“I think we have a history of raising taxes in this House. We passed a gas tax, we passed an alcohol tax — the voters did repeal them,” he said.
After lawmakers raised the per-gallon gas tax by 3 cents to 24 cents and linked future automatic increases to inflation, voters in 2014 nixed the automatic increases.
And in 2010, voters repealed legislators’ effort to apply the sales tax to alcohol.
Sánchez called raising taxes “a last resort” but said he supported a tax on the highest earners that will be put to voters via a constitutional amendment on next year’s ballot.
First elected to the House in 2002, Sánchez represents a district that includes an economically and culturally diverse swath of two communities: parts of Jamaica Plain, Roslindale, and Mission Hill in Boston, and one precinct in Brookline.
Sánchez, married with two daughters, is a graduate of the University of Massachusetts Boston and Harvard’s Kennedy School of Government.
Born in New York to parents who were born in Puerto Rico, Sánchez grew up in Boston.
When he was 4 years old, his sister was sick, and their mother decided to move the family from New York to Boston in search of medical care.
“Columbia Presbyterian wanted to chop her up, and my mother wasn’t having it,” he recalled. But her sister lived in Boston. So the three of them moved into his aunt’s small apartment in Roxbury’s Mission Main projects, and his mom fought to get his sister better treatment.
Asked what it means to him that he will be the first Latino chairman of the House budget-writing committee, Sánchez took several seconds to gather his thoughts.

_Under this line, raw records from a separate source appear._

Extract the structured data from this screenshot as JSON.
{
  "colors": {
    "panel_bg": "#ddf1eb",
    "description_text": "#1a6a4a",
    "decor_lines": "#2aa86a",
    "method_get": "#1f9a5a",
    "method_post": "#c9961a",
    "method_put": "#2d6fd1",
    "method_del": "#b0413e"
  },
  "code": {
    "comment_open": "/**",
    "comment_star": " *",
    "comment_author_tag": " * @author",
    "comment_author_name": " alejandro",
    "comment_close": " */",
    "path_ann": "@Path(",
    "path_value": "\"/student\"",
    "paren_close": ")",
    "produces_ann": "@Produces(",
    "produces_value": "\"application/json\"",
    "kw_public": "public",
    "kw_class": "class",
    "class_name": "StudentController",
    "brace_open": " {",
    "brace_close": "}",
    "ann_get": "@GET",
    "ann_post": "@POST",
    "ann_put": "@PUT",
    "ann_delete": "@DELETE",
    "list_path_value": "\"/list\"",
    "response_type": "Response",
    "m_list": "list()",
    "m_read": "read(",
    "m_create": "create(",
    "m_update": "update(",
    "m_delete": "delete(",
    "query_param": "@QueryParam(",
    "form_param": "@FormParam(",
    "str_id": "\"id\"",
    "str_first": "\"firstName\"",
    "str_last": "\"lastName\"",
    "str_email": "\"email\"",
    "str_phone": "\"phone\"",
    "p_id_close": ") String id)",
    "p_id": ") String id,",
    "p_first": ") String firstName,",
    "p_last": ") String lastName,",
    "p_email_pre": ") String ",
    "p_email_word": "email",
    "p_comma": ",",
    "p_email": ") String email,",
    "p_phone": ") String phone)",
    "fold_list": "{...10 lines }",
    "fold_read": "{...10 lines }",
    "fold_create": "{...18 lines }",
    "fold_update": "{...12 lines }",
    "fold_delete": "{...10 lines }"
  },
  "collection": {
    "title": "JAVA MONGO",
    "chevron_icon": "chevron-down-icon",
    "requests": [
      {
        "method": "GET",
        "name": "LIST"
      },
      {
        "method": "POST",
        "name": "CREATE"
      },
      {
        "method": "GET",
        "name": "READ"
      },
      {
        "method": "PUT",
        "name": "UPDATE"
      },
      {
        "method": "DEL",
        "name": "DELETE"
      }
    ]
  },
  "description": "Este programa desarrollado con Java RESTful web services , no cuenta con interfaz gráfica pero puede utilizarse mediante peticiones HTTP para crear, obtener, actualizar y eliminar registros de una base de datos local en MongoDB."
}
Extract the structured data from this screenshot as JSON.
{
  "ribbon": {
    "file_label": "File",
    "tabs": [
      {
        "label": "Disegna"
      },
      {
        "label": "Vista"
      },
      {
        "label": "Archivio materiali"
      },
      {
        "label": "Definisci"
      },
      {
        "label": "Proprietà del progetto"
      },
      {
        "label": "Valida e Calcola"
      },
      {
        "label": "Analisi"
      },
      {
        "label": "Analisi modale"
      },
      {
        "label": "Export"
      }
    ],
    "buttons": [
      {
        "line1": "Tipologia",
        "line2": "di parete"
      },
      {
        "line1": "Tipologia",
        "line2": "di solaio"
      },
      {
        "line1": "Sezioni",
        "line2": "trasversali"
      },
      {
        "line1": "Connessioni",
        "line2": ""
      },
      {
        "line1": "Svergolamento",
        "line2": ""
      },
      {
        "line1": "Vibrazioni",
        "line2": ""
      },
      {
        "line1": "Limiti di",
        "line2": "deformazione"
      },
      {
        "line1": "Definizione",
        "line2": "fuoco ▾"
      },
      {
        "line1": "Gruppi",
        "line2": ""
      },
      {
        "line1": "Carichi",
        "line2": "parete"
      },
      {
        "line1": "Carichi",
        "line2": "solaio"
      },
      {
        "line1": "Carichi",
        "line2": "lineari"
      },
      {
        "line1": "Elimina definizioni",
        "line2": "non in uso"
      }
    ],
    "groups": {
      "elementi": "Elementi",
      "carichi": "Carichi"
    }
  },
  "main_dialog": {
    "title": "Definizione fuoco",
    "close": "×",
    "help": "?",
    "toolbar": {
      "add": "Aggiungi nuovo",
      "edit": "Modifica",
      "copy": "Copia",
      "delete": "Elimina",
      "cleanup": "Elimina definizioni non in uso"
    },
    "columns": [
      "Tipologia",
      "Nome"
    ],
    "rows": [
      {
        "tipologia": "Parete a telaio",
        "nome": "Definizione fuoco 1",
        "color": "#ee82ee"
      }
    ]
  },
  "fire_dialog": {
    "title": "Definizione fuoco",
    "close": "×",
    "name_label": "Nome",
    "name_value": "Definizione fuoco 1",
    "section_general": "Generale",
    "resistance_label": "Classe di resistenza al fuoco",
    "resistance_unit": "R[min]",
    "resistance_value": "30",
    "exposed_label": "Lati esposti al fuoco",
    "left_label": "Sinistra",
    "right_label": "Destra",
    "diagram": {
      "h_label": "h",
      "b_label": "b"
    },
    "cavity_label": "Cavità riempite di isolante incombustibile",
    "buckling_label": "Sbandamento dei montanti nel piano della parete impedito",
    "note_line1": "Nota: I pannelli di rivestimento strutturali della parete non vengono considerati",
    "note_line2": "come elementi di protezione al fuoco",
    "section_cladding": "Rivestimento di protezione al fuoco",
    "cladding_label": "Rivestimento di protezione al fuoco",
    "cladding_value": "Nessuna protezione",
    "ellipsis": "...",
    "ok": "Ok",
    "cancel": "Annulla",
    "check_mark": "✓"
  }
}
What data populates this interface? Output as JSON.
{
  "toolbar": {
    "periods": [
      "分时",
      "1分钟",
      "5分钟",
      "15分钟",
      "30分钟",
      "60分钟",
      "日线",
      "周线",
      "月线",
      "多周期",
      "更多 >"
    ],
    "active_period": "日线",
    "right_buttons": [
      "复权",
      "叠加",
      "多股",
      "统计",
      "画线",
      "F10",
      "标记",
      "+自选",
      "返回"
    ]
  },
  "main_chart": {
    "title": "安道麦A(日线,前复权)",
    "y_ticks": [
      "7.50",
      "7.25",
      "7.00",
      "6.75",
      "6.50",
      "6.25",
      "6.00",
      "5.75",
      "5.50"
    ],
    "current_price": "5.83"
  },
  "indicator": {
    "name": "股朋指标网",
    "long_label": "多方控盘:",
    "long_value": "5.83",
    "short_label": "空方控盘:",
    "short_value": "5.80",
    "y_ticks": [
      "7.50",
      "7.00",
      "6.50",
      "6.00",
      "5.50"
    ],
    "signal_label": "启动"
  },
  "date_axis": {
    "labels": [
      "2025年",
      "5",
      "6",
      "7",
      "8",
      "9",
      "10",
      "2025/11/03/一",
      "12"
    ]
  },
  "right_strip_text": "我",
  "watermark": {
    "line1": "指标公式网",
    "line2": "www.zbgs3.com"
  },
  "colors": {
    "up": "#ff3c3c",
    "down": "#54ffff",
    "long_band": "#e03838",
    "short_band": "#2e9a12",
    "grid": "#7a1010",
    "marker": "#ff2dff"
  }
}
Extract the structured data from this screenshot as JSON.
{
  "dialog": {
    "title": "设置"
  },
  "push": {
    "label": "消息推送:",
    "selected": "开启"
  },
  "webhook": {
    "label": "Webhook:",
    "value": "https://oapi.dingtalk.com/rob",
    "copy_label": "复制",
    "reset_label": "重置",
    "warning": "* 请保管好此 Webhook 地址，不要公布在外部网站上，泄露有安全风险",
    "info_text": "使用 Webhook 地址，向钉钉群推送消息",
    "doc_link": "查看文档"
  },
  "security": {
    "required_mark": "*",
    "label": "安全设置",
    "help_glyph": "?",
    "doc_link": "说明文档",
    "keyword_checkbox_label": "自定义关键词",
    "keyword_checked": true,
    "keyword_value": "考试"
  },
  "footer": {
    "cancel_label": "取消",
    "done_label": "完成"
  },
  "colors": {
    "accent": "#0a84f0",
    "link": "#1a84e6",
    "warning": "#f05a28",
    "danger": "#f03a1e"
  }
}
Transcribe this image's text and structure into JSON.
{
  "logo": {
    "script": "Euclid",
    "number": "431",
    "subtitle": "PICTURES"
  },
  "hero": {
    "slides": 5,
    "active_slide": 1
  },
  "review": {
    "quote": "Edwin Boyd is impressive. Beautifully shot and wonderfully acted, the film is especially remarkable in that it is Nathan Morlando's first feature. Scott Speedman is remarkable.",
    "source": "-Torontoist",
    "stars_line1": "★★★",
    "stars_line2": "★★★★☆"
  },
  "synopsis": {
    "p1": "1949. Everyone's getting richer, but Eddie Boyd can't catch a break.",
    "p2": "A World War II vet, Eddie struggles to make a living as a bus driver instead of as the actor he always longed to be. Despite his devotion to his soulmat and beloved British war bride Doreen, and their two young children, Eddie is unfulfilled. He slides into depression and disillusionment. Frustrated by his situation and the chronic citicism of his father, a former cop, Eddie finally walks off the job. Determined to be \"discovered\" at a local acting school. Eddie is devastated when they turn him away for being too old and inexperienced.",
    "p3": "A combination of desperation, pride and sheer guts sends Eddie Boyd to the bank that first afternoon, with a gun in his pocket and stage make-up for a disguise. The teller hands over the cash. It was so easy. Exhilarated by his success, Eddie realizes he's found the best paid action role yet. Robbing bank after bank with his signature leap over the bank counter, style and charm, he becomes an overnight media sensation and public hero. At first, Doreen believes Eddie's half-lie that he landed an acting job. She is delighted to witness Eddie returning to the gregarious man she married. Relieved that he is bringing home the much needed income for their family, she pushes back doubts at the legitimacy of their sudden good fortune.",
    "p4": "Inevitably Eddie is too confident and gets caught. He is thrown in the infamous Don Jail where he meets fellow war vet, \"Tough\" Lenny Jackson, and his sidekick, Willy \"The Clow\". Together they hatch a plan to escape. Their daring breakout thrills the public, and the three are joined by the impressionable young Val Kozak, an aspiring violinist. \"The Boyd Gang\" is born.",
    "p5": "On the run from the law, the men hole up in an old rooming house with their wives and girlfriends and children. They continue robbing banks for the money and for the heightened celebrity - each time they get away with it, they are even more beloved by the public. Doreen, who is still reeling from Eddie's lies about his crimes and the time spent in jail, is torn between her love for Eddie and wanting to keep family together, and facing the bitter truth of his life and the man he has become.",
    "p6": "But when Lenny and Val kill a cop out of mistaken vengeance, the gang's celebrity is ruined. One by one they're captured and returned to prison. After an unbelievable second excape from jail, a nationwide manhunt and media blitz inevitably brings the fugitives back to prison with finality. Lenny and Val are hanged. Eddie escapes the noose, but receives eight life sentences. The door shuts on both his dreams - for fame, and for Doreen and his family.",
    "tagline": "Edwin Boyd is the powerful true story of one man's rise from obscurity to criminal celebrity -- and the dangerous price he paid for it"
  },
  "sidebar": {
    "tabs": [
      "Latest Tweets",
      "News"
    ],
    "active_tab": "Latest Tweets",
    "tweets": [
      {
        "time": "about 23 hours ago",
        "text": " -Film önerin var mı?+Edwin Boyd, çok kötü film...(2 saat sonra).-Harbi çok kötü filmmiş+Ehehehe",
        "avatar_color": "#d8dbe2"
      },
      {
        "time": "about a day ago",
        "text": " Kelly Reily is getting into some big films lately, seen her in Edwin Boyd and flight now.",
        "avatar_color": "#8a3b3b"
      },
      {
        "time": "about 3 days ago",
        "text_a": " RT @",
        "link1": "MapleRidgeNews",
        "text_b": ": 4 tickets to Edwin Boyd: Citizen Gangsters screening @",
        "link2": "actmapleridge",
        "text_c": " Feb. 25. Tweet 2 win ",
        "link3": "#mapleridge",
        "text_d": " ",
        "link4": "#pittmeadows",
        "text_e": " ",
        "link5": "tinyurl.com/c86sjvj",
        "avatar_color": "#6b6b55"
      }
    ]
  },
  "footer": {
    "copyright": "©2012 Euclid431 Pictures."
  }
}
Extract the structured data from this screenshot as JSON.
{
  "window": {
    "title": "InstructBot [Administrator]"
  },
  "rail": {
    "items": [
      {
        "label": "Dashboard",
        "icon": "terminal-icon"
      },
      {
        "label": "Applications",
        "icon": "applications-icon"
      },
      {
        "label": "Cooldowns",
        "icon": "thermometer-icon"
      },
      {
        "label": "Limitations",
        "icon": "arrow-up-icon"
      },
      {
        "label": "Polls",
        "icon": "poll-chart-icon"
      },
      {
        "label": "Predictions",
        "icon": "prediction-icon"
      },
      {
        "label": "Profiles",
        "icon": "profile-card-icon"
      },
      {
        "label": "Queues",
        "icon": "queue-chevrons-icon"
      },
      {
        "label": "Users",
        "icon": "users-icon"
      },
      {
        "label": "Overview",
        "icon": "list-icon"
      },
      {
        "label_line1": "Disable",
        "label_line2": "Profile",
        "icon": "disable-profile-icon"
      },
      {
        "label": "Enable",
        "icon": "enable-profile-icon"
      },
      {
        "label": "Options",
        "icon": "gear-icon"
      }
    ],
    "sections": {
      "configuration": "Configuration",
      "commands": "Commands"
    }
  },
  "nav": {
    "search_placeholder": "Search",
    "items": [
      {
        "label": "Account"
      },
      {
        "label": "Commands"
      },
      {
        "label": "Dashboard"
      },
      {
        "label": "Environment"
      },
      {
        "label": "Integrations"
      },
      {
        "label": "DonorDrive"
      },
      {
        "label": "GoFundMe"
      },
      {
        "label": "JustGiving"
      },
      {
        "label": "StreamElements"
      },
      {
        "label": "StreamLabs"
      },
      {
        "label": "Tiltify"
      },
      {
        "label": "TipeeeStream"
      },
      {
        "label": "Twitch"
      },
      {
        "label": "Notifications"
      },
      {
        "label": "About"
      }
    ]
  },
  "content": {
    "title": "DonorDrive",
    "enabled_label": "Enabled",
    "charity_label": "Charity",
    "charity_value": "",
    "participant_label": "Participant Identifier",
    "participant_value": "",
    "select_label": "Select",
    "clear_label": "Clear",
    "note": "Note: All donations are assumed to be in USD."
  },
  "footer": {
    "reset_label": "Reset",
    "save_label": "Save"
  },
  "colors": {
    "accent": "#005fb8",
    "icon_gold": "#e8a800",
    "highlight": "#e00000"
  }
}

“I’m a son of the city,” he replied. “I’m proud because of who I am as a Puerto Rican man in Boston. And I know how important that is to a lot of folks. But at the end of the day, I’m a kid from Boston that’s just trying to do the right thing.”